[Task to complete]
Without any of the pictures, print every record below exactly.

....................

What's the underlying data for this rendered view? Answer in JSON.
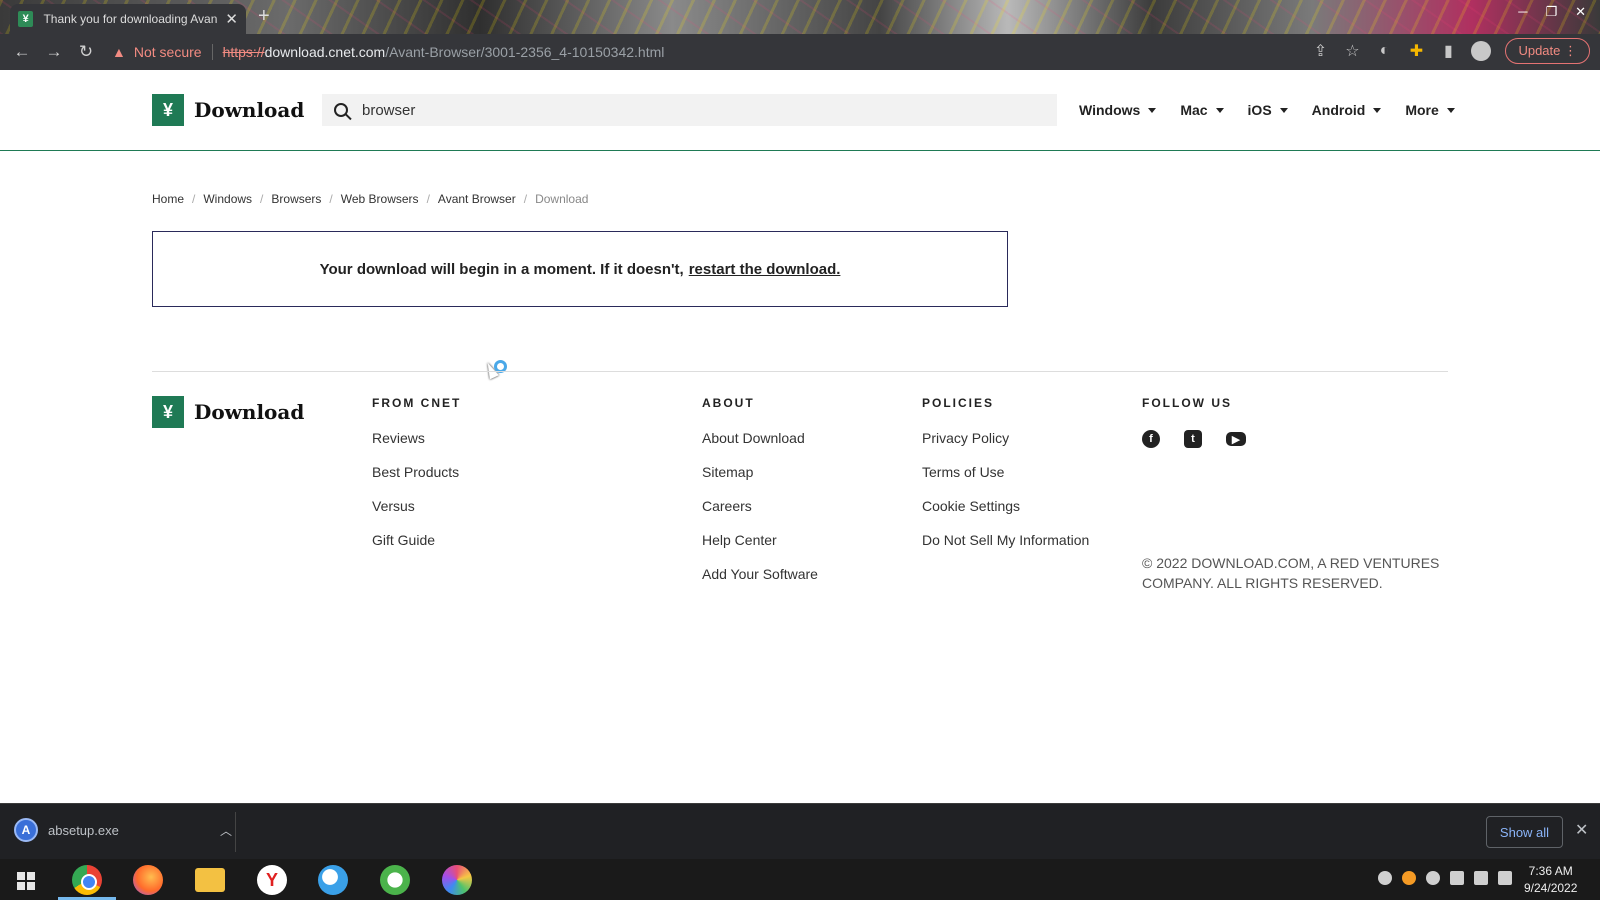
{
  "browser": {
    "tab_title": "Thank you for downloading Avant",
    "tab_favicon": "¥",
    "tab_close": "✕",
    "new_tab": "+",
    "security_warning": "Not secure",
    "url_scheme": "https://",
    "url_host": "download.cnet.com",
    "url_path": "/Avant-Browser/3001-2356_4-10150342.html",
    "update_label": "Update"
  },
  "header": {
    "logo_text": "Download",
    "logo_mark": "¥",
    "search_value": "browser",
    "nav": [
      "Windows",
      "Mac",
      "iOS",
      "Android",
      "More"
    ]
  },
  "breadcrumb": [
    "Home",
    "Windows",
    "Browsers",
    "Web Browsers",
    "Avant Browser",
    "Download"
  ],
  "message": {
    "text": "Your download will begin in a moment. If it doesn't,",
    "link": "restart the download."
  },
  "footer": {
    "logo_text": "Download",
    "from_cnet": {
      "heading": "FROM CNET",
      "links": [
        "Reviews",
        "Best Products",
        "Versus",
        "Gift Guide"
      ]
    },
    "about": {
      "heading": "ABOUT",
      "links": [
        "About Download",
        "Sitemap",
        "Careers",
        "Help Center",
        "Add Your Software"
      ]
    },
    "policies": {
      "heading": "POLICIES",
      "links": [
        "Privacy Policy",
        "Terms of Use",
        "Cookie Settings",
        "Do Not Sell My Information"
      ]
    },
    "follow": {
      "heading": "FOLLOW US",
      "icons": [
        "facebook-icon",
        "twitter-icon",
        "youtube-icon"
      ]
    },
    "copyright": "© 2022 DOWNLOAD.COM, A RED VENTURES COMPANY. ALL RIGHTS RESERVED."
  },
  "download_bar": {
    "file_name": "absetup.exe",
    "show_all": "Show all"
  },
  "taskbar": {
    "time": "7:36 AM",
    "date": "9/24/2022"
  },
  "colors": {
    "brand_green": "#1f7a55",
    "link_blue": "#8ab4f8",
    "warning_red": "#f28b82"
  }
}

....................

[Result of this task]
What's the underlying data for this rendered view? Answer in JSON.
{
  "browser": {
    "tab_title": "Thank you for downloading Avant",
    "tab_favicon": "¥",
    "tab_close": "✕",
    "new_tab": "+",
    "security_warning": "Not secure",
    "url_scheme": "https://",
    "url_host": "download.cnet.com",
    "url_path": "/Avant-Browser/3001-2356_4-10150342.html",
    "update_label": "Update"
  },
  "header": {
    "logo_text": "Download",
    "logo_mark": "¥",
    "search_value": "browser",
    "nav": [
      "Windows",
      "Mac",
      "iOS",
      "Android",
      "More"
    ]
  },
  "breadcrumb": [
    "Home",
    "Windows",
    "Browsers",
    "Web Browsers",
    "Avant Browser",
    "Download"
  ],
  "message": {
    "text": "Your download will begin in a moment. If it doesn't,",
    "link": "restart the download."
  },
  "footer": {
    "logo_text": "Download",
    "from_cnet": {
      "heading": "FROM CNET",
      "links": [
        "Reviews",
        "Best Products",
        "Versus",
        "Gift Guide"
      ]
    },
    "about": {
      "heading": "ABOUT",
      "links": [
        "About Download",
        "Sitemap",
        "Careers",
        "Help Center",
        "Add Your Software"
      ]
    },
    "policies": {
      "heading": "POLICIES",
      "links": [
        "Privacy Policy",
        "Terms of Use",
        "Cookie Settings",
        "Do Not Sell My Information"
      ]
    },
    "follow": {
      "heading": "FOLLOW US",
      "icons": [
        "facebook-icon",
        "twitter-icon",
        "youtube-icon"
      ]
    },
    "copyright": "© 2022 DOWNLOAD.COM, A RED VENTURES COMPANY. ALL RIGHTS RESERVED."
  },
  "download_bar": {
    "file_name": "absetup.exe",
    "show_all": "Show all"
  },
  "taskbar": {
    "time": "7:36 AM",
    "date": "9/24/2022"
  },
  "colors": {
    "brand_green": "#1f7a55",
    "link_blue": "#8ab4f8",
    "warning_red": "#f28b82"
  }
}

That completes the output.